What infuriates the OT church leaders, and most institutional church leaders of every time and place is the language of grace. Do you think grace is going to build buildings? Pay missionaries? And grace is going to be used by some as license to sin. That's what Paul is accused of read Romans 3: "Why not say--as we are being slanderously reported as saying and as some claim that we say--'Let us do evil that good may result'" (8)? Or Romans 6: "What shall we say, then? Shall we go on sinning so that grace may increase" (15)? The leaders knew the langue of law, business, and getting one's due. Jesus preaches here in the language of gift, of grace.

Translations start you on the law/business road by translating "rented it to farmers." Others have "let it out to tenants" (ESV). "Rented it out to vine growers" (NASB). Two Greek words are being translated "let it out" or "rented". The first is ekdidomi. It's only used in this parable in the NT. Later on when the Owner comes and kills the first group, Jesus says He will "give the vineyard to others." This is the Greek word: didomi. It's used all over the NT and means to give, to grant. The first word ekdidomi is the word didomi with the preposition ek in front of. So it is a more detailed, complete giving. It's to give out of. Matthew 21's account of this parable makes it clear these two are synonymous because where Luke has didomi Matthew has ekdidomi. Another word that's colors how you hear this parable is georgos. Sometimes the NIV insert translates 'farmer' and sometimes 'tenant'. The KJV always translates 'husbandmen'. It literally means "land worker", or 'farmer' or even 'vine-growers'. What it doesn't mean is 'tenant' or 'renter'.

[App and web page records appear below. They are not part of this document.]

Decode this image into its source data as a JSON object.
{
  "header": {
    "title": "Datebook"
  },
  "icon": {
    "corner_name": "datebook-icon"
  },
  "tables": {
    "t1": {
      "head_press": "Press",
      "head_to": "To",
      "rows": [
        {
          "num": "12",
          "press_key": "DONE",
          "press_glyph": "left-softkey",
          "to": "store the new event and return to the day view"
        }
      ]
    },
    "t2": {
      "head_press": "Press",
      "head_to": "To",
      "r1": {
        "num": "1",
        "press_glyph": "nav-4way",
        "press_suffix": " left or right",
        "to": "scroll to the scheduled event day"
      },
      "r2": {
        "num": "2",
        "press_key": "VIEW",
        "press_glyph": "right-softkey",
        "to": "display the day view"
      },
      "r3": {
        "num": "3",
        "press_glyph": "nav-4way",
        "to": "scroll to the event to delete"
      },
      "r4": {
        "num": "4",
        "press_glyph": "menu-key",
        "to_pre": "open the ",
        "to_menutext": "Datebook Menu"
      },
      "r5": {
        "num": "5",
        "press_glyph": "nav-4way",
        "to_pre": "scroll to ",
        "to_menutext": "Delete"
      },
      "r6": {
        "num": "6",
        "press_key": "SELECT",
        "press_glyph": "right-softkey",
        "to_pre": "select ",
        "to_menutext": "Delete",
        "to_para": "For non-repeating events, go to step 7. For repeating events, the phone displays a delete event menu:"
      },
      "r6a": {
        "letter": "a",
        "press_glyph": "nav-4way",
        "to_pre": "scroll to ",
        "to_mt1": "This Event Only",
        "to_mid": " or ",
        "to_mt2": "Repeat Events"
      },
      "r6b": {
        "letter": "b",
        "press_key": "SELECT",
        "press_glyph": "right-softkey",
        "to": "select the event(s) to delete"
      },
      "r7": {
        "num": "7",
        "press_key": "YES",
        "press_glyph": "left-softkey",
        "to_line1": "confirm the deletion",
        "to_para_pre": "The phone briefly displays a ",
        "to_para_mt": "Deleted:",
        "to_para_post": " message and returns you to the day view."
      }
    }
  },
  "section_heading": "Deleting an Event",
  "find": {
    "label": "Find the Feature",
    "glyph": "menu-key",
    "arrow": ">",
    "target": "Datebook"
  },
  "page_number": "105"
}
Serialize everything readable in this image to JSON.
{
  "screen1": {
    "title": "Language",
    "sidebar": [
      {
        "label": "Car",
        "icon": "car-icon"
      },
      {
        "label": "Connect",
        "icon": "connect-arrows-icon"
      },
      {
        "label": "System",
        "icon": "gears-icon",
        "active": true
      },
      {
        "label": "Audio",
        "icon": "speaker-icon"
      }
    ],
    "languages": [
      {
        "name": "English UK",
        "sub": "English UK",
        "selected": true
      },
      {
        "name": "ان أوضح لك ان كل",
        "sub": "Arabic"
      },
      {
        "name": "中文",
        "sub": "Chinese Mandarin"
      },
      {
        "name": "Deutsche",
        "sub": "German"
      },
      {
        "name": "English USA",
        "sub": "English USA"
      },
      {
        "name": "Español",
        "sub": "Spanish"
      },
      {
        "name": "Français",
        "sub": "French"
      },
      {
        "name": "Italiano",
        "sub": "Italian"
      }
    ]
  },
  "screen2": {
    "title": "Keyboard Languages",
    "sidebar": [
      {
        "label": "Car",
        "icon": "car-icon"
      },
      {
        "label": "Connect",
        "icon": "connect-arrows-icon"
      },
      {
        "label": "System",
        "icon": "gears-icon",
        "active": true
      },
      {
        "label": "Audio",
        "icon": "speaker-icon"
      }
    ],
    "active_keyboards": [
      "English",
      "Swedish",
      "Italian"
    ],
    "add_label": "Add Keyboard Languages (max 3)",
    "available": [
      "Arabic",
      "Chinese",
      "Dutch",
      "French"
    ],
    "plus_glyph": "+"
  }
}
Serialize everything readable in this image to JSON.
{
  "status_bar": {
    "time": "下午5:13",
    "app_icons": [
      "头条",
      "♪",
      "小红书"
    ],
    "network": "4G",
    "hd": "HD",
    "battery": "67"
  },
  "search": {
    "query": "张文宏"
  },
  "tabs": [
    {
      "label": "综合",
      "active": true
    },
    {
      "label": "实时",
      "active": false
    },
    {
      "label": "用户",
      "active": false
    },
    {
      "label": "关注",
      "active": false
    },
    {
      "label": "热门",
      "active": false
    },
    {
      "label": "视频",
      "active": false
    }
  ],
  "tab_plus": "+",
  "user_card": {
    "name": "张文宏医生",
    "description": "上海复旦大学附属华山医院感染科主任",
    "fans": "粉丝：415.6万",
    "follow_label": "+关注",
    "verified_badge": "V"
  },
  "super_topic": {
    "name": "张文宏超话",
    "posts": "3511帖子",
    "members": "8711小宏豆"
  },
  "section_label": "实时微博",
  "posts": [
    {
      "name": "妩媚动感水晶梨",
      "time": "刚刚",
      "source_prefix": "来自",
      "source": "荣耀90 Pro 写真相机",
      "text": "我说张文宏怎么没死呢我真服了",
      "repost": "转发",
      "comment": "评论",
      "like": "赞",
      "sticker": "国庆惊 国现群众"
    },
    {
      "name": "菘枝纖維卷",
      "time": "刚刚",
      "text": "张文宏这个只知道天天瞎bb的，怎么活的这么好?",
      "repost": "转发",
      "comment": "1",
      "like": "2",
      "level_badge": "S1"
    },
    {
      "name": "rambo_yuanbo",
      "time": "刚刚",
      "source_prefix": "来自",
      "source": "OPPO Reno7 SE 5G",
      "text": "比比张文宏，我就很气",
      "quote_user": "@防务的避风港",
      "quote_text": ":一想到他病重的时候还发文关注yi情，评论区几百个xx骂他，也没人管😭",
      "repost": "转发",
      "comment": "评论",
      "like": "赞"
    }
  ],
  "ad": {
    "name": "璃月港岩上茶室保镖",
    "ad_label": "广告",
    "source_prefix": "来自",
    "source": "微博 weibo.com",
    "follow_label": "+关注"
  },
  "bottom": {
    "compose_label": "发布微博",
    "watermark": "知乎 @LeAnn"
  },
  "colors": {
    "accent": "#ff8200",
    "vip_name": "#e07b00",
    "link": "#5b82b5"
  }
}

After many prophets came looking for the fruit of sinners, which is their sins, and they rejected every one, the Father sends His only beloved Son. But the farmers don't want to give Him their sins either, and so killed Him. But that doesn't stop the Owner of the vineyard, does it? In fact, His Son's death enables Him to freely give the vineyard to others. But see how the people, people like you, react to their leaders being justly judged and they graciously being given the vineyard: "May this never be!" Then Jesus quotes Psalm 118, the Psalm sung at Passover: The Rock rejected by the OT leaders becomes the Capstone. And then He applies that figure. Those who fall on this Stone as their leaders do will be broken into pieces. But he on who it should fall will be crushed. You hear that and you think there's only one outcome of the Rock, of the Son of Man, being killed. It's "broken to pieces" or "crushed".

Wrong. The King James has it right translating: "On whomsoever it shall fall, it will grind him to powder." Here the parable may pop into focus. This Greek word means "to winnow, cleanse away the chaff from the grain by winnowing." Jesus came to do what you can't do. Separate you from your sins and sinfulness. He calls for you give up your sins to Him, where they are nailed, whipped, and punished for good and forever. He calls you to be ground under the weight of the Son's holy life and bitter death, so that He can gather you into His barn of salvation. One more thing for this parable to pop. When the people react saying this gracious thing can never be, Jesus doesn't "look directly at them." Nope, it's the same word for Jesus turning and looking at the denying Peter. This is the loving, winning, forgiving look that melts hearts.

Finally: what words do we place above the vineyard? For leaders, those under the Law it's, 'For Rent', but for broken, broke, confessed sinners it's, Free Gift. Amen

Rev. Paul R. Harris

Trinity Lutheran Church, Austin, Texas

Fifth Sunday in Lent (20220403); Luke 20:9-19